Summary: While the overall median salary for first year associates at law firms is up from last year, the numbers have not topped the high in 2009.
Law schools have been facing a number of challenges lately with the drop in enrollment. Now the starting salaries are also a cause for concern. While the top of the market salary for first year graduates at $160,000 may been given out to more associates than last year at 39 percent, it is still below the 2009 levels where nearly two-thirds of associates were getting that number.
Part of this discrepancy is from the high number of law firms that are adapting by adding small law firms in less urban areas. The associates at those firms receive smaller salaries even though they are technically part of a large firm.
Since 2009, there is an increase of $5,000 a year, as reported by the law firms, but the salaries that the associates report themselves show different data. The associates report smaller salaries with those working at small law firms making less than $75,000. The largest law firms with over 251 associates are able to pay their associates well over $112,500, but law firms with less than 250 associates do not pay their first year associates more than that.
When a potential law school student is considering applying, they are weighing the cost of six figures in debt to only making $75,000 a year. The high cost of attaining a law degree cannot always be justified if the starting salary is under $100,000. The reported national median for all first-year salaries was $135,000, up $10,000 from last year.

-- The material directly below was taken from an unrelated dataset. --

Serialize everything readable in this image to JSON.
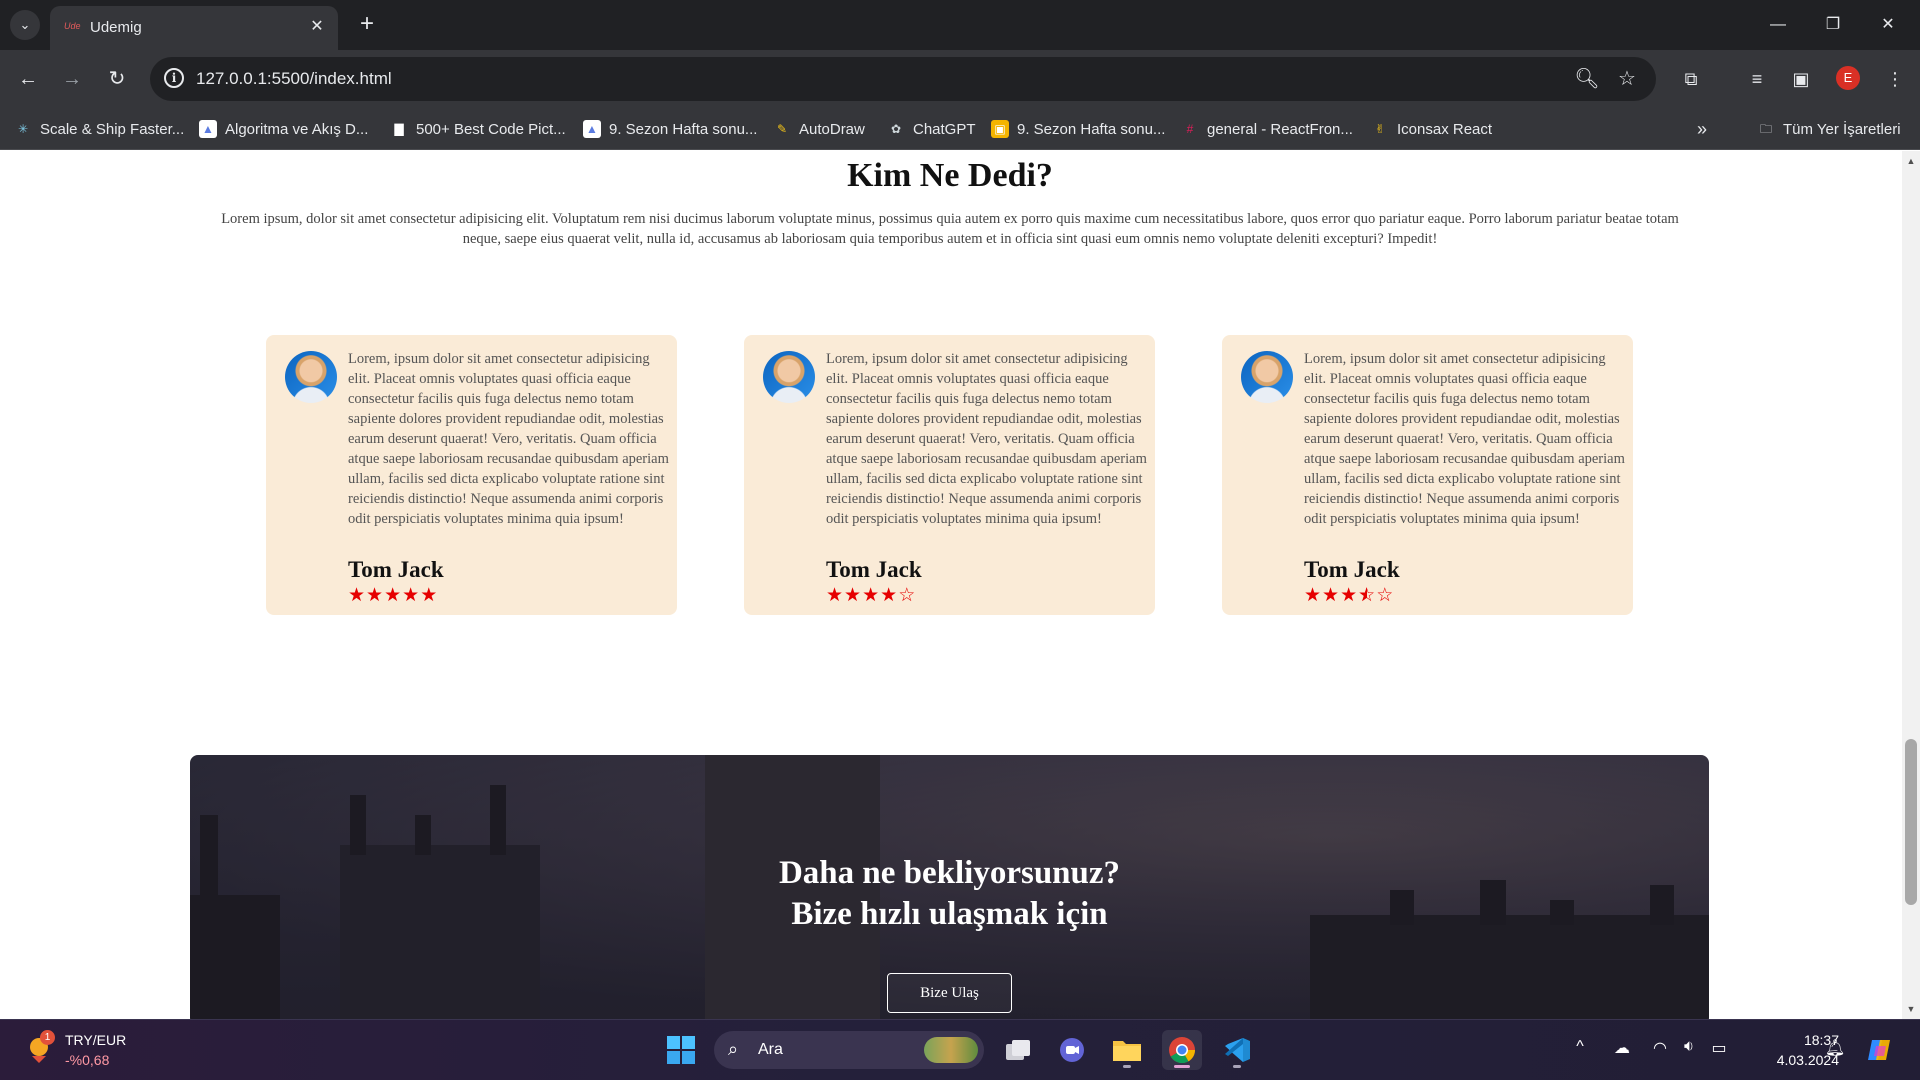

A salary at this level that is showing a tendency to increase more should be enough of an enticement to keep students applying for law schools.